Zuykov & Partners - Russia
There are two concepts by which the start date of a trademark’s legally protected status is determined – first to file and first to use. Russia uses the first-to-file system. In this, as the name suggests, legal protection begins at the point of filing.
In accordance with Article 1494 of the Civil Code of the Russian Federation, trademark rights shall be awarded according to the date that the application was submitted to the Federal Executive Authority on Intellectual Property. The priority of the trademark - according to a divisional application (Article 1502(2) of the code) - shall be established according to the date that the original application was filed, and provided that there is a right to an earlier priority according to the original application (according to the date of this priority).
By contrast, common-law countries adhere to first-to-use principles, according to which, the right to the trademark emerges after designation is first used in such a way that meets protectability conditions. For example, in Canada or the United States, marks are assigned legal protection based on when they were first used.
However, despite the enshrinement of the principle of first-to-file in the code, some of its norms – as well as general enforcement practice – are more in keeping with a first-to-use approach.
For example, according to Article 1483(3), a registration shall not be allowed in respect of designations being or containing elements that are false or capable of misleading a consumer with regard to a product or its manufacturer. This entails both preventing the registration of the relevant designations and invalidating any such registrations that have already been granted.
In accordance with Article 1512(2)(6), legal protection to a trademark may be challenged and invalidated, if the rights holder’s actions are an abuse of the right or qualify as unfair competition.
Articles 14.2, 14.4, 14.6 of the Law on Defence of Competition also provide, directly or indirectly, opportunities to restrict rights holders in connection with potentially confusing marks (including those that have emerged earlier than the priority date of the trademark at issue), since they contain grounds for establishing unfair competition, such as misleading, creating confusion, the unfair registration itself and the use of the mark.
In addition, Russian law enforcement practice also allows third parties to identify factors that are likely to restrict their opportunities. Such factors include additional individualising properties that emerge in relation to a particular designation as a result of its mass application in business activities and often due to the efforts of various (and sometimes numerous) manufacturers.

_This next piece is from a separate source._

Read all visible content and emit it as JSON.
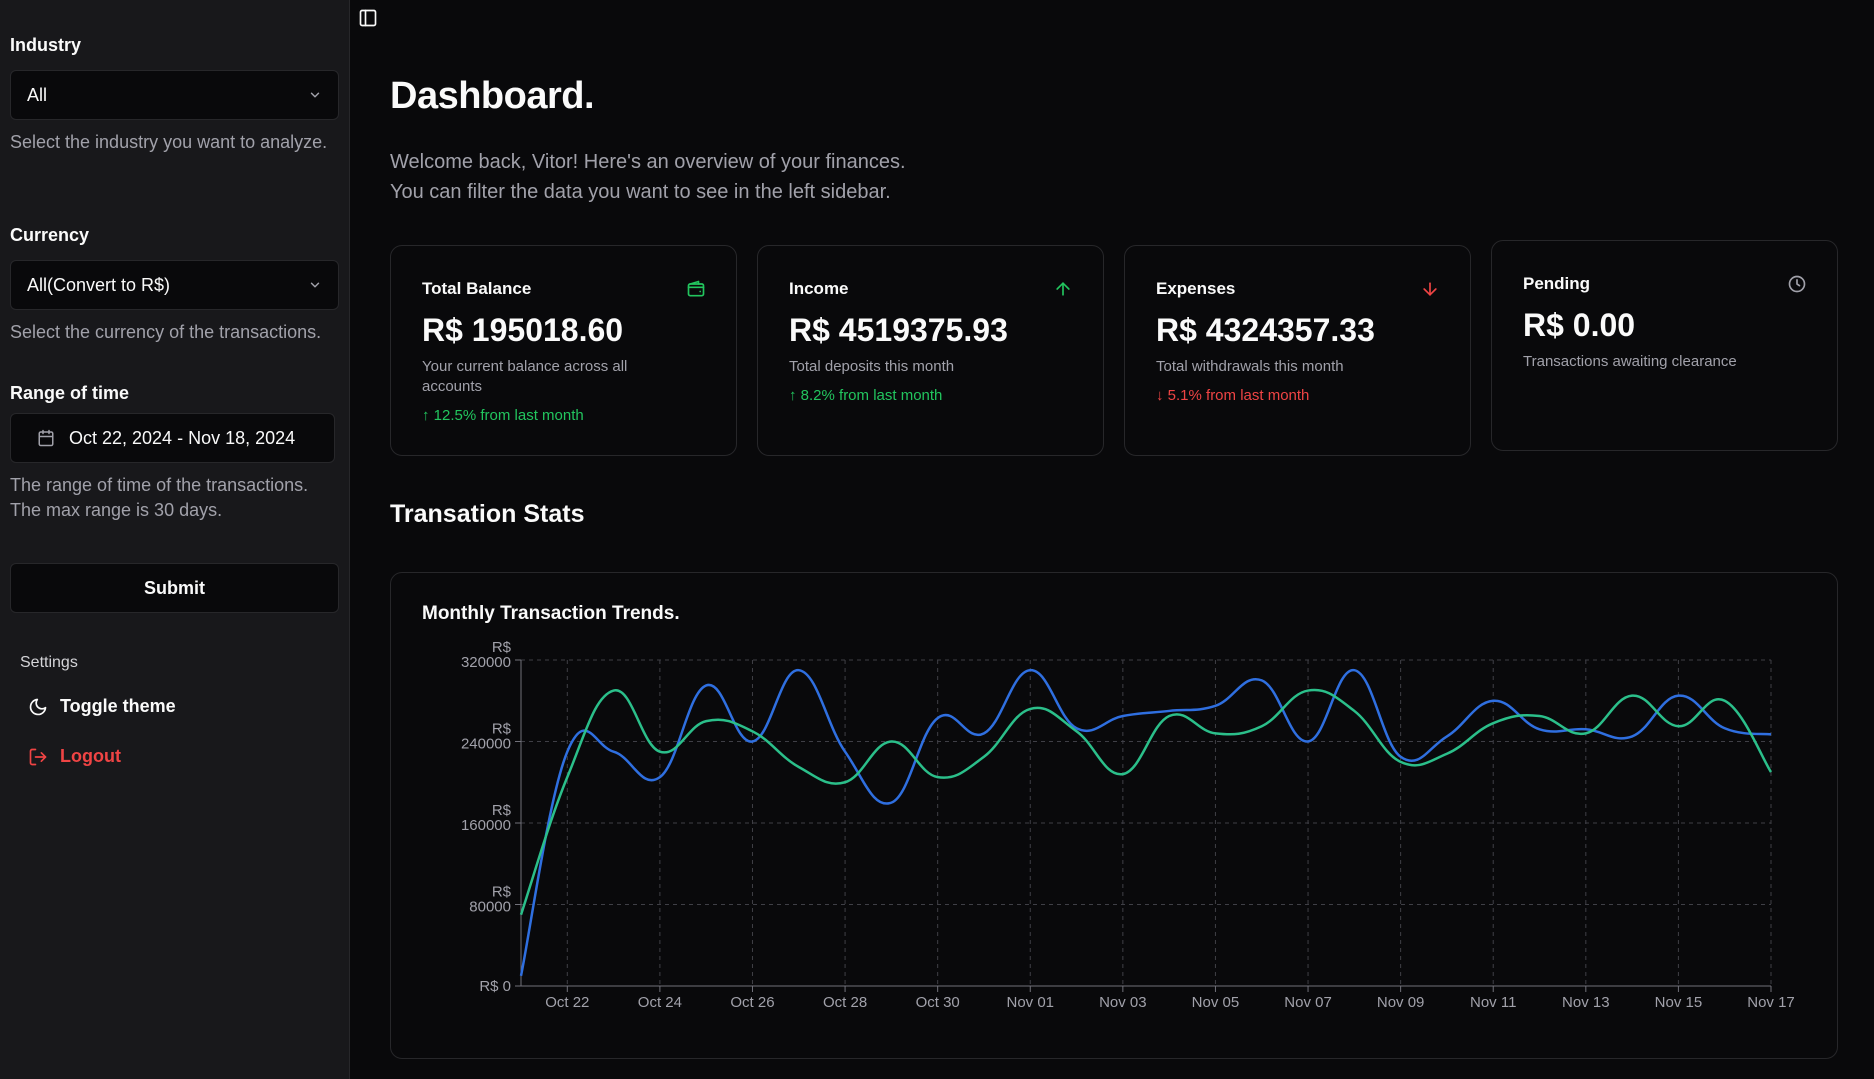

Restricting this benefit to a single rights holder would be manifestly unfair
A prohibition on this practice can be seen as a mediated implementation of the Anglo-Saxon principle of first-to-use.
In the next week’s article, we will consider several cases that demonstrate this.